**What is being asked**
Search the data for "value". Return each matching line.

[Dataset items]
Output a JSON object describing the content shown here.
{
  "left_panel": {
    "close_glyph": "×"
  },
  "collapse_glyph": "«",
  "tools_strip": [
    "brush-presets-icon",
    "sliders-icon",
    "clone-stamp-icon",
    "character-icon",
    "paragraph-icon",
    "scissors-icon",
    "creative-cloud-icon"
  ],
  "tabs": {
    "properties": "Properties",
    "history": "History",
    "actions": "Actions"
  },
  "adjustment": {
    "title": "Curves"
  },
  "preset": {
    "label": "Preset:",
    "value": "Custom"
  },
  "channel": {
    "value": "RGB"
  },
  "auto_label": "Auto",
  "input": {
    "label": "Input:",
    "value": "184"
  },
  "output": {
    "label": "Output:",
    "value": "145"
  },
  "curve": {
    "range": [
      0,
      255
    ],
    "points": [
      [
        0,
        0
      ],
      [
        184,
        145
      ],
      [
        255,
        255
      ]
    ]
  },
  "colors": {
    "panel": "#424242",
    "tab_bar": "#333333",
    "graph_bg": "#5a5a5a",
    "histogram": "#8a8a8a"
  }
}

**Answer space**
    "value": "Custom"
    "value": "RGB"
    "value": "184"
    "value": "145"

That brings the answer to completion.